Task instructions - Lines holding the word "Ctrl" must be located in the listing below and copied.

Records provided -

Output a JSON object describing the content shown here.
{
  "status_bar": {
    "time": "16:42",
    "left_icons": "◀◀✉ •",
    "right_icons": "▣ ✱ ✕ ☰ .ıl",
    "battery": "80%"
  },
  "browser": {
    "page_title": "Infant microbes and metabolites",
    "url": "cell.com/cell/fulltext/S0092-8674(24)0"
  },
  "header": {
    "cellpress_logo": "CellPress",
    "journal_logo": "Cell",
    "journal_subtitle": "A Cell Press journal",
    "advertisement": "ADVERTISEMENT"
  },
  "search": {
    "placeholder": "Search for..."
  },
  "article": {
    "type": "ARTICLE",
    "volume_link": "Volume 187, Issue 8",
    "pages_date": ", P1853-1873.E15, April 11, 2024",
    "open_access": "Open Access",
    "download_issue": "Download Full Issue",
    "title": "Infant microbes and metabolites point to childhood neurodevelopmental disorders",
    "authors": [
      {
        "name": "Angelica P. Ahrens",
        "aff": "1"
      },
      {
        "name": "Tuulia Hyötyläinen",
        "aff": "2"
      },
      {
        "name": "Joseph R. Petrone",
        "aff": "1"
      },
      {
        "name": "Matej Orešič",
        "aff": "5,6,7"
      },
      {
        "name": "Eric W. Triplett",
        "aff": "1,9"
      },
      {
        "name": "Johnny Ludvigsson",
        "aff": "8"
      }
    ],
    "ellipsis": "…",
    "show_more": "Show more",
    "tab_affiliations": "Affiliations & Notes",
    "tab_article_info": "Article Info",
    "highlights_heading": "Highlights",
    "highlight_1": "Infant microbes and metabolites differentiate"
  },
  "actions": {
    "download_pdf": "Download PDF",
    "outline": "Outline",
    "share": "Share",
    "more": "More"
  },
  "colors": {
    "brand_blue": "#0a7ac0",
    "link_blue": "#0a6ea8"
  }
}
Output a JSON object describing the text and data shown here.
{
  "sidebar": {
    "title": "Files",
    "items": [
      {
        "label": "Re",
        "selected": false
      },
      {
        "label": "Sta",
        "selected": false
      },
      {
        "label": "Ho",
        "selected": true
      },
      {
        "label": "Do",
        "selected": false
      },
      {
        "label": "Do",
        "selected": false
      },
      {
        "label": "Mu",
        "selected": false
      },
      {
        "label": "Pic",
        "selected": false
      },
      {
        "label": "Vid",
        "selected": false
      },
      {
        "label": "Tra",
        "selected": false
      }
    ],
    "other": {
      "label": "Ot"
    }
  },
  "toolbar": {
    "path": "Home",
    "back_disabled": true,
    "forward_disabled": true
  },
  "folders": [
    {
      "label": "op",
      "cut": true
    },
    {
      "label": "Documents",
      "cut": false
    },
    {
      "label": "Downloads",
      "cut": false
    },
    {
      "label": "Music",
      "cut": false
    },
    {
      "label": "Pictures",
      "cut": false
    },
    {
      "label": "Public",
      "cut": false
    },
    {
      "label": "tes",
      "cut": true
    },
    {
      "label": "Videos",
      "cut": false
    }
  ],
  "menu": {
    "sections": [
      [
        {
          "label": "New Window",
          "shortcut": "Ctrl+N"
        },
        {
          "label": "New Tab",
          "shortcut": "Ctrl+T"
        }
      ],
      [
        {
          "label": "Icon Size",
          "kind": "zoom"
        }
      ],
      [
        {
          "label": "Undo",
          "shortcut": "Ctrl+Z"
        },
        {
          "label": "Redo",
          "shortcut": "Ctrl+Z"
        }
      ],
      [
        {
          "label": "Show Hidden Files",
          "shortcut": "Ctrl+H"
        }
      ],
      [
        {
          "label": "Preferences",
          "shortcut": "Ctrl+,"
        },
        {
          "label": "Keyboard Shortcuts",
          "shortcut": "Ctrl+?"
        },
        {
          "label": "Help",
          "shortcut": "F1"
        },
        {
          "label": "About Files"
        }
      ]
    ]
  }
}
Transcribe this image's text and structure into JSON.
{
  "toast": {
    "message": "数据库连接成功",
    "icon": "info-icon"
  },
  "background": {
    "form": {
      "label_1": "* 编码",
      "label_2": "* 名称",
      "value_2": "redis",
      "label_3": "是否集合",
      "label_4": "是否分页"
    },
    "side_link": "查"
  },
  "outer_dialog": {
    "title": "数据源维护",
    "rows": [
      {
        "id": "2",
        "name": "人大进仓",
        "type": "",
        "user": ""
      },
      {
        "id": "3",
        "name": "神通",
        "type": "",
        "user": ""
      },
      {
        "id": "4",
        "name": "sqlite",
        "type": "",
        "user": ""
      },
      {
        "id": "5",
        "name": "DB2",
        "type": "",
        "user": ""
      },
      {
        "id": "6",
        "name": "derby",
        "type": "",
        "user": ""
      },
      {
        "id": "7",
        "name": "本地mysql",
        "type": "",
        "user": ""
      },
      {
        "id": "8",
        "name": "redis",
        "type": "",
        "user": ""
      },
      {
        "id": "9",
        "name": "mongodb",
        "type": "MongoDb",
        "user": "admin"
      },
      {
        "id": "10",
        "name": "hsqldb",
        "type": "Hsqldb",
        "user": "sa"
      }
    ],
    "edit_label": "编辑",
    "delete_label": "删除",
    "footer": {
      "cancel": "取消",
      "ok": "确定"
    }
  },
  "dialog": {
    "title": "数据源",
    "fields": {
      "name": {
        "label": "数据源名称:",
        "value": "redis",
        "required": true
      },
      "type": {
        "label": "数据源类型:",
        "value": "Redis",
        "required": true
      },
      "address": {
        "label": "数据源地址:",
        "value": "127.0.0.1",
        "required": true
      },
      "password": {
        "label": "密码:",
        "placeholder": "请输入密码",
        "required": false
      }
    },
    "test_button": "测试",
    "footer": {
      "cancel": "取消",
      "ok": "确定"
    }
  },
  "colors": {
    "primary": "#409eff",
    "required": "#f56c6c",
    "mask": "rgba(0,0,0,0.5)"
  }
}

Written answer -
          "shortcut": "Ctrl+N"
          "shortcut": "Ctrl+T"
          "shortcut": "Ctrl+Z"
          "shortcut": "Ctrl+Z"
          "shortcut": "Ctrl+H"
          "shortcut": "Ctrl+,"
          "shortcut": "Ctrl+?"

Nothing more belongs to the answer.